One or more aluminum, glass, or ceramic disk that is coated in a magnetic media and is located within a hard drive to permanently store all your computer's data. When the computer is turned on, these platters will begin to rotate at so many RPM (rotations per minute). This rate varies depending on the model of hard drive you have; an example of how fast a hard drive may spin is 7200 RPM. As the disk platters are rotating, the read/write head accesses information on one of the platters. To help store and retrieve the data from the platter, data is stored in tracks, sectors, and cylinders on each platter.
Above is a graphic example of what the inside of a hard drive looks like and examples of a hard drive platter. As can be seen in the desktop computer hard drive, this drive has three different platters.

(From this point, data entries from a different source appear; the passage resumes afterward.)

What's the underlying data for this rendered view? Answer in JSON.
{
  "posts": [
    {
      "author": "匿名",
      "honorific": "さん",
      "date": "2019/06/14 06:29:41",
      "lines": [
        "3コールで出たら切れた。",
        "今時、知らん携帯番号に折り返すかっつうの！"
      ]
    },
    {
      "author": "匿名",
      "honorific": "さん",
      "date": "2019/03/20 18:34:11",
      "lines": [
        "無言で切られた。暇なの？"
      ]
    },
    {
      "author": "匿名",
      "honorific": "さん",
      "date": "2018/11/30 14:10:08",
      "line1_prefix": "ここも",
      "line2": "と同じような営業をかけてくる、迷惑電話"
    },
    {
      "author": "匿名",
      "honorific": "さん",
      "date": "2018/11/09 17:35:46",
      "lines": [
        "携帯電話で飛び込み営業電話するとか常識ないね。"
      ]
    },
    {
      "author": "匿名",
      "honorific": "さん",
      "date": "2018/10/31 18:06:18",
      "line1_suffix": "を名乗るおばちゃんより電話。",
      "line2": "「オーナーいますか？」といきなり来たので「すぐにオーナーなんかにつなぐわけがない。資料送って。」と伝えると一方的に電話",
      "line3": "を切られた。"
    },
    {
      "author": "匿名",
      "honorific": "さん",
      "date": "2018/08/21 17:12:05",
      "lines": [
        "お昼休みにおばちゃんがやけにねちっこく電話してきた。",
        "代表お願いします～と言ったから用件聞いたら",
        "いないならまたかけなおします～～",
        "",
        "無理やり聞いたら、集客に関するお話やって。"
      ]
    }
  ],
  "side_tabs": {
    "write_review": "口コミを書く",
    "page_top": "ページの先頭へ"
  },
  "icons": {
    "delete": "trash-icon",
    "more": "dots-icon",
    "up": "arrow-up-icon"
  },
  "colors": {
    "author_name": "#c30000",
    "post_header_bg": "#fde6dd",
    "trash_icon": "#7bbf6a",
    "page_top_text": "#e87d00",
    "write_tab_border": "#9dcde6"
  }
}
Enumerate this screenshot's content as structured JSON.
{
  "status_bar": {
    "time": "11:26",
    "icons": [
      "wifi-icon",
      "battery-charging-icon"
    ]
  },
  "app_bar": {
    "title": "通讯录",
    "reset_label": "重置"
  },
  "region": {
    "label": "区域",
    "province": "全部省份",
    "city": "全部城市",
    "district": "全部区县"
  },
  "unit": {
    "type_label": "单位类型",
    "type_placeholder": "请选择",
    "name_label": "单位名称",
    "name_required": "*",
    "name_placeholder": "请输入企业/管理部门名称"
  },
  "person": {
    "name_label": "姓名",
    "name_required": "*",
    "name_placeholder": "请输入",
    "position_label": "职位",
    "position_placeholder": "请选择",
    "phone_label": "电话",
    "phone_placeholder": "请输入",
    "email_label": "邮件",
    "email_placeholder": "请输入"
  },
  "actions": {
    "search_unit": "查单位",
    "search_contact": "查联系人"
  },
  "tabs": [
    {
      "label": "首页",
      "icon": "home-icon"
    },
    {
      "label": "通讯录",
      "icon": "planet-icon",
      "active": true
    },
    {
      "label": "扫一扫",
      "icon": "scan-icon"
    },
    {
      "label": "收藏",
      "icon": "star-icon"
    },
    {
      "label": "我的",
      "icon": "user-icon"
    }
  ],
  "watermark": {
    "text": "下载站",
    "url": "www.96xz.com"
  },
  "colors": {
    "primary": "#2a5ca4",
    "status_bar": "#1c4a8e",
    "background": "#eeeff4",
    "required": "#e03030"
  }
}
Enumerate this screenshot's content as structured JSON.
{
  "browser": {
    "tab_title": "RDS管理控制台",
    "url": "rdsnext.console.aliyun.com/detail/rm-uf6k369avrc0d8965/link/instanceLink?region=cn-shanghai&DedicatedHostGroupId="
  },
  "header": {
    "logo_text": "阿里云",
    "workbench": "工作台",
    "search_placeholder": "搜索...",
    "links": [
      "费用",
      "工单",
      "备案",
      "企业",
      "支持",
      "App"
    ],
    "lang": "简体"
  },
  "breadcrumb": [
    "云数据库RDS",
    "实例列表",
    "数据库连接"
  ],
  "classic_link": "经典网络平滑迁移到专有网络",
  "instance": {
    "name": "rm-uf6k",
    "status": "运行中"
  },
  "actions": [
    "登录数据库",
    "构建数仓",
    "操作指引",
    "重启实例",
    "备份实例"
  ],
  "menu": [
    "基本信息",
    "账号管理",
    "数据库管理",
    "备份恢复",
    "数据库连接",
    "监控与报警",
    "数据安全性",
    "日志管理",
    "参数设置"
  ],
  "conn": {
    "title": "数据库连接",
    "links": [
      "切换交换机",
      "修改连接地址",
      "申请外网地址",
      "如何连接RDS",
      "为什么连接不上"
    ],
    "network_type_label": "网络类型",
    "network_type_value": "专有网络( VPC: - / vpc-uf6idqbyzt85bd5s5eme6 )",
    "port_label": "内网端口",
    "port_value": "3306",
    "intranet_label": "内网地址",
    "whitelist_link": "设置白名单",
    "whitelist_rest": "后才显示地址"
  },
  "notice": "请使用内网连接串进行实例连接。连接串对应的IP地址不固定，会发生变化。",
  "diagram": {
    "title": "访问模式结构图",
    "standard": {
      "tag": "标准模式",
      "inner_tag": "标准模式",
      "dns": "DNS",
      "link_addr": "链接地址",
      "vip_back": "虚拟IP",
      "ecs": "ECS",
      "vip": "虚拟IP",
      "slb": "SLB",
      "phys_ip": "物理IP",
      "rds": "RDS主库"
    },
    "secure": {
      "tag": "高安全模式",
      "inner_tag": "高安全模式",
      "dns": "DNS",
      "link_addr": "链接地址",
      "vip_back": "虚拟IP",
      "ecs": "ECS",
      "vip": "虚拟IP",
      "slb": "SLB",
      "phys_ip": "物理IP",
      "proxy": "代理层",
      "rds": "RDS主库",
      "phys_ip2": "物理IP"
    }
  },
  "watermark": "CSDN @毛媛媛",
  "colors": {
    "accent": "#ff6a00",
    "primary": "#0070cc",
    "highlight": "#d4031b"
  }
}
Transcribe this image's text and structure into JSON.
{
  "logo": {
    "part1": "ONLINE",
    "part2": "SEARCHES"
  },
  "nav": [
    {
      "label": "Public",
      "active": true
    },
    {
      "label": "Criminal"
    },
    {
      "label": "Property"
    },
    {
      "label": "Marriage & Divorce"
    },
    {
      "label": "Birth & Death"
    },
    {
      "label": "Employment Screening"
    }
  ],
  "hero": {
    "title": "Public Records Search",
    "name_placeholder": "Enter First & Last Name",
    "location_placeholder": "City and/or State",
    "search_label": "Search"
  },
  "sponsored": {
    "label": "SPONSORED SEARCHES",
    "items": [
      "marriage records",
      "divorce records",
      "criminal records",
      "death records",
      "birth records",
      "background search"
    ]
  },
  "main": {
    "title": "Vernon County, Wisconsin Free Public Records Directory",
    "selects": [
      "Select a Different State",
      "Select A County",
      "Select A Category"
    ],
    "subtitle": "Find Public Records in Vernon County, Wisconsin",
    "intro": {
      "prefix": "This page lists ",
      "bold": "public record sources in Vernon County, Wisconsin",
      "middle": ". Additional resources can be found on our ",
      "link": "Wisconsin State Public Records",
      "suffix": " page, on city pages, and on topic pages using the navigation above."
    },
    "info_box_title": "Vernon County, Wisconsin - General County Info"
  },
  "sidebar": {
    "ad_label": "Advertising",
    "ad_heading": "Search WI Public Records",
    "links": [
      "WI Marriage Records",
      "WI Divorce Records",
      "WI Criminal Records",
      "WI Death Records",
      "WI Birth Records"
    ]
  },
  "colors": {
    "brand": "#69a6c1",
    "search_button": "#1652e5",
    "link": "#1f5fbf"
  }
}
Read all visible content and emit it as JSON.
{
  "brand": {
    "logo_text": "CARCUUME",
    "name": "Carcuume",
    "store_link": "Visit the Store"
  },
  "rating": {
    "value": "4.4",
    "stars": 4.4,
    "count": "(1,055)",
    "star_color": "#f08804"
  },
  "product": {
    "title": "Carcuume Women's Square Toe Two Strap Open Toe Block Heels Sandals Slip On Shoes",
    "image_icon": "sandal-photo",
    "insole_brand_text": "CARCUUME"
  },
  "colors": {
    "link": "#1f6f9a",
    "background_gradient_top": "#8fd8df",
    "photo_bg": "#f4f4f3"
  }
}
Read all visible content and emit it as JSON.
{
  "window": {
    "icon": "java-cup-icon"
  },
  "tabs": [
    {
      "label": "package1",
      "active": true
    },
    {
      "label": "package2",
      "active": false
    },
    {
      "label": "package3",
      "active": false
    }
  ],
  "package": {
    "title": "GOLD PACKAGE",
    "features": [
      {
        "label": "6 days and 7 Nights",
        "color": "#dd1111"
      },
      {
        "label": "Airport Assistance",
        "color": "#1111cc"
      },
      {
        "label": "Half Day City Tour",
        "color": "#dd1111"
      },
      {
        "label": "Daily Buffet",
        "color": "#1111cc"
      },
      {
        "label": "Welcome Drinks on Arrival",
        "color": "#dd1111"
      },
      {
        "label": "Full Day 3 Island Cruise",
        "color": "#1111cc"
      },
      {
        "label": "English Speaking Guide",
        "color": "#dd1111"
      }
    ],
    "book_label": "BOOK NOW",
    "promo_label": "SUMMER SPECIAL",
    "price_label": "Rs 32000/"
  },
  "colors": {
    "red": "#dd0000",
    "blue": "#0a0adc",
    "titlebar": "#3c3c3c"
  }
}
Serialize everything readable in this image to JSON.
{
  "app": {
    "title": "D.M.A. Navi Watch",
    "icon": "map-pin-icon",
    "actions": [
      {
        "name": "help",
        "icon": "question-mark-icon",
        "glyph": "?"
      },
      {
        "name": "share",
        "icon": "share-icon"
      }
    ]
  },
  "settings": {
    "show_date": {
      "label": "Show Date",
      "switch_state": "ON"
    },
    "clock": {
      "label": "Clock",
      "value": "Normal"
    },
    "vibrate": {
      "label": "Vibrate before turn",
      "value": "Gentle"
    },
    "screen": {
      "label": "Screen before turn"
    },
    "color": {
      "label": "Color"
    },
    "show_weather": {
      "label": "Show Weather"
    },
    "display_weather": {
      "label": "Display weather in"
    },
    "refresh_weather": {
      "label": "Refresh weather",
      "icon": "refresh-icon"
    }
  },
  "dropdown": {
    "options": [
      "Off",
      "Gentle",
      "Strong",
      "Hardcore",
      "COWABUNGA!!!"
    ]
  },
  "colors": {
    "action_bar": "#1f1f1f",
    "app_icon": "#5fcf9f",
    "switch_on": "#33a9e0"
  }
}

How many platters are in a hard drive?
The number of platters in a hard drive depend on the physical size of the hard drive, its capacity, how many sectors, and its manufacturer. Therefore there is no set number of platters in a computer hard drive. However, all modern hard drives have two or more platters in a hard drive and if the drive is an SSD, it has no platters.